====== Data records
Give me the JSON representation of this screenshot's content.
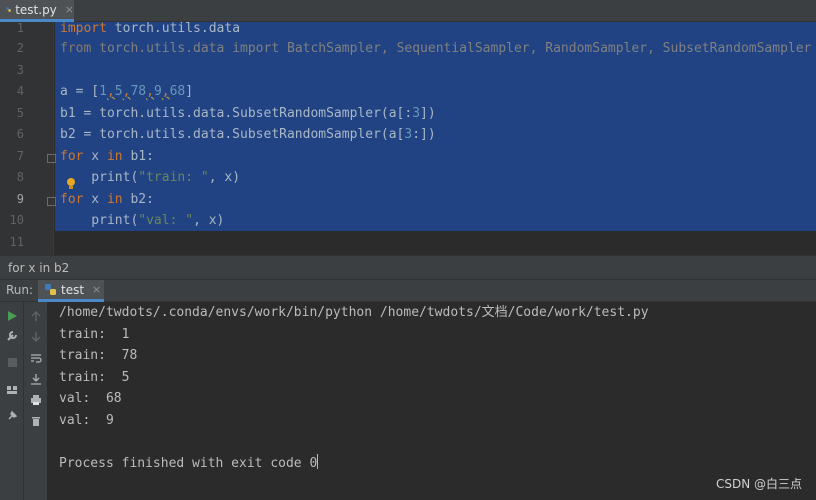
{
  "editor_tab": {
    "label": "test.py",
    "close": "×"
  },
  "editor": {
    "lines": [
      {
        "n": "1"
      },
      {
        "n": "2"
      },
      {
        "n": "3"
      },
      {
        "n": "4"
      },
      {
        "n": "5"
      },
      {
        "n": "6"
      },
      {
        "n": "7"
      },
      {
        "n": "8"
      },
      {
        "n": "9"
      },
      {
        "n": "10"
      },
      {
        "n": "11"
      }
    ],
    "code": {
      "l1_kw": "import",
      "l1_rest": " torch.utils.data",
      "l2_kw": "from",
      "l2_mod": " torch.utils.data ",
      "l2_kw2": "import",
      "l2_rest": " BatchSampler, SequentialSampler, RandomSampler, SubsetRandomSampler",
      "l4_a": "a = [",
      "l4_n1": "1",
      "l4_n2": "5",
      "l4_n3": "78",
      "l4_n4": "9",
      "l4_n5": "68",
      "l4_c": ",",
      "l4_close": "]",
      "l5_a": "b1 = torch.utils.data.SubsetRandomSampler(a[:",
      "l5_n": "3",
      "l5_b": "])",
      "l6_a": "b2 = torch.utils.data.SubsetRandomSampler(a[",
      "l6_n": "3",
      "l6_b": ":])",
      "l7_kw": "for",
      "l7_mid": " x ",
      "l7_kw2": "in",
      "l7_rest": " b1:",
      "l8_a": "    print(",
      "l8_s": "\"train: \"",
      "l8_b": ", x)",
      "l9_kw": "for",
      "l9_mid": " x ",
      "l9_kw2": "in",
      "l9_rest": " b2:",
      "l10_a": "    print(",
      "l10_s": "\"val: \"",
      "l10_b": ", x)"
    }
  },
  "breadcrumb": "for x in b2",
  "run": {
    "label": "Run:",
    "tab_label": "test",
    "close": "×"
  },
  "console": {
    "command": "/home/twdots/.conda/envs/work/bin/python /home/twdots/文档/Code/work/test.py",
    "outputs": [
      "train:  1",
      "train:  78",
      "train:  5",
      "val:  68",
      "val:  9"
    ],
    "exit": "Process finished with exit code 0"
  },
  "watermark": "CSDN @白三点",
  "colors": {
    "selection": "#214283",
    "keyword": "#cc7832",
    "number": "#6897bb",
    "string": "#6a8759",
    "accent": "#4a88c7"
  }
}
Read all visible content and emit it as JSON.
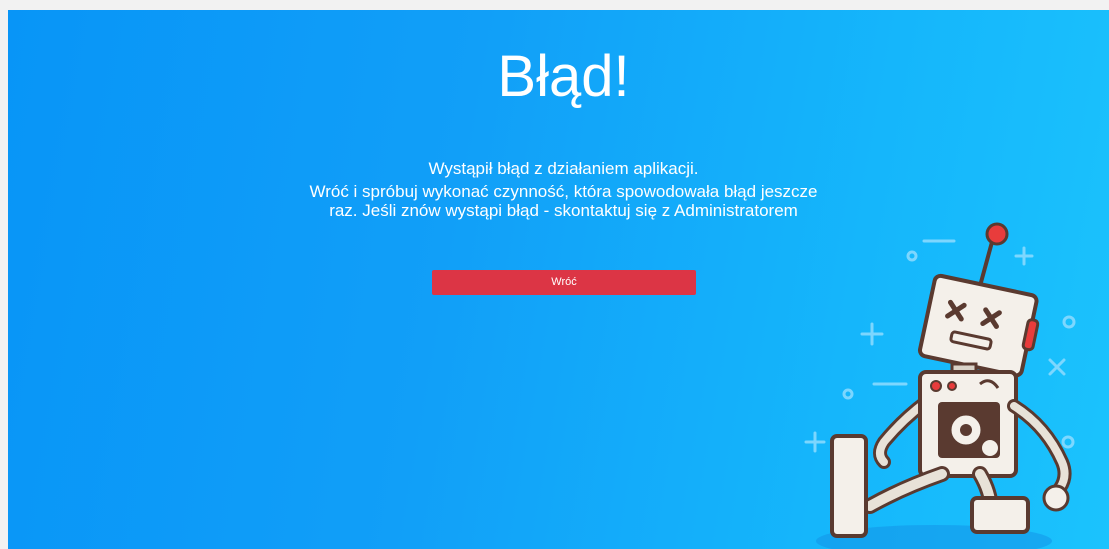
{
  "error": {
    "title": "Błąd!",
    "message_line1": "Wystąpił błąd z działaniem aplikacji.",
    "message_line2": "Wróć i spróbuj wykonać czynność, która spowodowała błąd jeszcze raz. Jeśli znów wystąpi błąd - skontaktuj się z Administratorem",
    "back_button_label": "Wróć"
  },
  "illustration": {
    "icon": "broken-robot-icon"
  },
  "colors": {
    "background_start": "#0895f7",
    "background_end": "#1bc3fd",
    "button": "#dc3545",
    "text": "#ffffff"
  }
}
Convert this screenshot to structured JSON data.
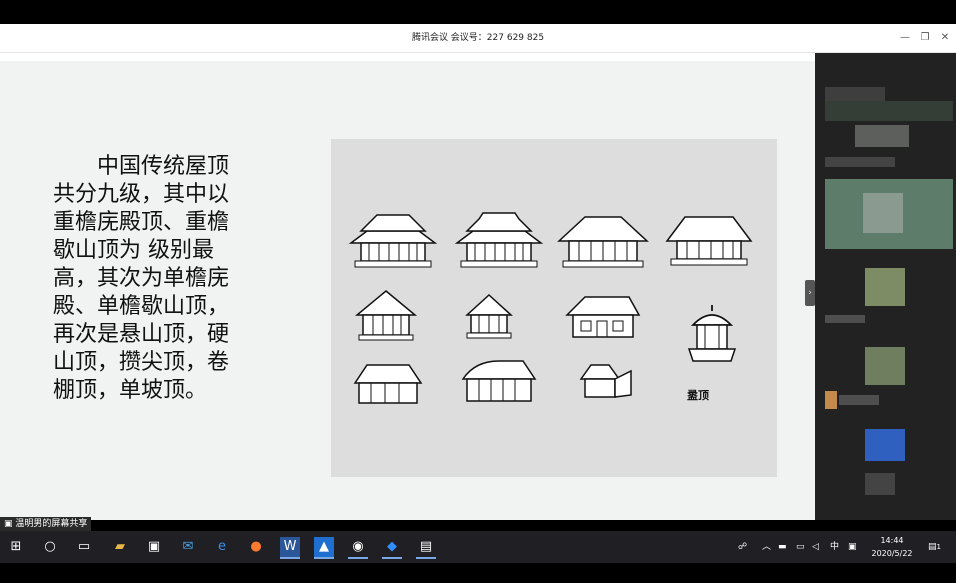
{
  "window": {
    "title": "腾讯会议  会议号：227 629 825",
    "minimize_icon": "minimize-icon",
    "restore_icon": "restore-icon",
    "close_icon": "close-icon"
  },
  "slide": {
    "lines": [
      "　　中国传统屋顶",
      "共分九级，其中以",
      "重檐庑殿顶、重檐",
      "歇山顶为 级别最",
      "高，其次为单檐庑",
      "殿、单檐歇山顶，",
      "再次是悬山顶，硬",
      "山顶，攒尖顶，卷",
      "棚顶，单坡顶。"
    ],
    "figure_caption": "盝顶"
  },
  "share_indicator": {
    "label": "温明男的屏幕共享"
  },
  "taskbar": {
    "input_method": "中",
    "time": "14:44",
    "date": "2020/5/22",
    "notification_count": "1"
  },
  "colors": {
    "taskbar": "#1f1f24",
    "slide_bg": "#f1f3f2",
    "figure_bg": "#dddddd",
    "sidebar": "#222222"
  }
}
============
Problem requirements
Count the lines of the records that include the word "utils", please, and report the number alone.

Worked solution
4